I was asked to take part in a debate about the future of business at the annual British Chambers of Commerce Conference at Central Hall Westminster last week and to give my view of what business needs to be looking at to get through the downturn and thrive.
There was so much I could say, but I decided to concentrate on the concept of business concentrating on the simple things and thinking about what makes people happy and what makes places liveable. We are in times where many are thinking of getting through tough economic situations and it surely makes sense to concentrate on the basics.
Here are my notes, I thought I would share them with you and I hope to return to them at some stage.
What are the major contributors to quality of life? Stimulating and rewarding employment, decent desirable affordable homes, access to leisure, decent education and ability to enjoy a stimulating social life and being able to feel that you are in touch with keep up an evolving world. Little has changed since time immemorial.
Humans have ideas and they like making these ideas come to life, they like selling them to other humans.
The UK is a country full of creative ideas, but the people who are full of these creative ideas need affordable opportunities to sell. Much of the affordable entry points that were around when I started out in the 80s have been bought by pension funds and many of these wont deal with start ups. A radical solution would be to force Pension Fund landlords to have a percentage compliment of start ups (without financial backing and guarantees) in their portfolios.
Where are the start up opportunities today? Where are the Kensington Markets of today? The internet doesn’t fully replace that – so much is learnt from seeing the whites of customer’s eyes. You can’t get that from the internet.

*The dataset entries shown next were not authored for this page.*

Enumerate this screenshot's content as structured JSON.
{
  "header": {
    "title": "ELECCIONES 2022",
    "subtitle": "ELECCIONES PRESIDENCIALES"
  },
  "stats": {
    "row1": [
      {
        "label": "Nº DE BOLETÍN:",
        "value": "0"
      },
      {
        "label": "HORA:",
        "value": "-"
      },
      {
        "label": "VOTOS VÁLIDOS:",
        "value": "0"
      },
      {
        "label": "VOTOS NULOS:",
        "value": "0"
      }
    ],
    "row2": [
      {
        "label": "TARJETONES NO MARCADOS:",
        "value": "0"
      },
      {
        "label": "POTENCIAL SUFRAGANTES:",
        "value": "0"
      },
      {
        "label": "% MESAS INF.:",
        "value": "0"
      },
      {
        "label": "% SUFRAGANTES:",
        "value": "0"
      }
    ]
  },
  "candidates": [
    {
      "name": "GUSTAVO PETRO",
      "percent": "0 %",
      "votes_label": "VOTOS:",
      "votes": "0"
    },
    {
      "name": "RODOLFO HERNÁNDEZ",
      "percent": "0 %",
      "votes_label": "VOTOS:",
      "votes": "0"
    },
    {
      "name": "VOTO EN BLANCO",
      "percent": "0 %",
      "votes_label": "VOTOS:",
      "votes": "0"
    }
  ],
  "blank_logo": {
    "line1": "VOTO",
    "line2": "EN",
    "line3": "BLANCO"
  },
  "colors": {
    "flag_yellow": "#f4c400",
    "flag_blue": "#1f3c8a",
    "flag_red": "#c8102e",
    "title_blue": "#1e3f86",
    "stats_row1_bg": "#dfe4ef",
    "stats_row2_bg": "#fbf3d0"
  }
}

So much of the manufacturing that we could access back in the early 80s is no longer on our doorstep and manufacturing in China is too big a barrier for many start ups. We need to bring it home. Back when we started out, we could make all our footwear in the UK. Try doing that today. It would have been a step too far for us to manufacture in China.

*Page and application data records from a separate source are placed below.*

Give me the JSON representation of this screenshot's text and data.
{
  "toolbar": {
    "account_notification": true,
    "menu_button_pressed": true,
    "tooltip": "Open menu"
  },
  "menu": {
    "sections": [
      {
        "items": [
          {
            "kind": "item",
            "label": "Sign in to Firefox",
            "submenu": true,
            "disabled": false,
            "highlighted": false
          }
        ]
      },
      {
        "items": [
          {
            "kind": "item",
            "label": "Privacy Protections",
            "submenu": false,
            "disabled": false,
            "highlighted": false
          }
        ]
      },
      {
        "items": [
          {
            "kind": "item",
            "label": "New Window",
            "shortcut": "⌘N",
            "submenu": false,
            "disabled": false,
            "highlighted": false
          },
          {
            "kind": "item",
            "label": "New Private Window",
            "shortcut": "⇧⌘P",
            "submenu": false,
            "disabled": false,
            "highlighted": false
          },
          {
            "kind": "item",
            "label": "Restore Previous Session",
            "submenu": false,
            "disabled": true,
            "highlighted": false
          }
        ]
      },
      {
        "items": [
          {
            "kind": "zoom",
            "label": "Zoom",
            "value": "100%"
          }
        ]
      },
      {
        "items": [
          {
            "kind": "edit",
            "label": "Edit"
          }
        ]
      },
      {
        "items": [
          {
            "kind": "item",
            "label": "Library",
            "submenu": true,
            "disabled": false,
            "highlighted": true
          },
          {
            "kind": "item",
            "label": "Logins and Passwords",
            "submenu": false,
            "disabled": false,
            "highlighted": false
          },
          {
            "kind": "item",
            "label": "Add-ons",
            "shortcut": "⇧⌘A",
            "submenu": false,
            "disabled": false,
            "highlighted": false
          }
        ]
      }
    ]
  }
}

Today with security of supply from China proving difficult as they cater for their growing middle classes isn’t it time that UK retailers really got behind UK manufacturers rather than hitting them with cut throat terms based on knowledge that manufacturing order books are down. Isn’t it about time that we stopped kicking ourselves in the shin in this respect?
Having said that, we come across UK manufacturers who cannot see opportunity and are afraid of innovation, here is where there is some education to do.
For most a happy life involves decent desirable affordable homes in accessible locations with access to leisure and social opportunities. We all know how far we have and are, falling behind on this, building around 100,000 homes a year when we need 300,000 at least, and often building unsuitable ones in crap locations.
Most importantly have we got leaders who keep up with a fast moving world and who drive for quality in ensuring the above is met and bench marked against rest of UK and the rest of the world? I am not just talking about the political leaders from Whitehall but the local councilors who represent local communities. My experience is of well meaning, decent folk who are either at or approaching retirement age. How can they hope to fully understand the way a 16 year old wants to enjoy their life? We desperately need to come up with a way whereby those in their 20s, 30s and 40s feel they want to and can participate in local politics at times when they are building their careers, paying their mortgage and bringing up a family.
Is regeneration money being spent sensibly? Should more be spent on encouraging creative sorts to move into an area? The history of regeneration money being foisted on areas that are suffering is not that rosy. Conversely the once downtrodden areas that are colonised by the creative community often become thriving, productive areas relatively. Don’t throw gentrification back at me. Look at the reality.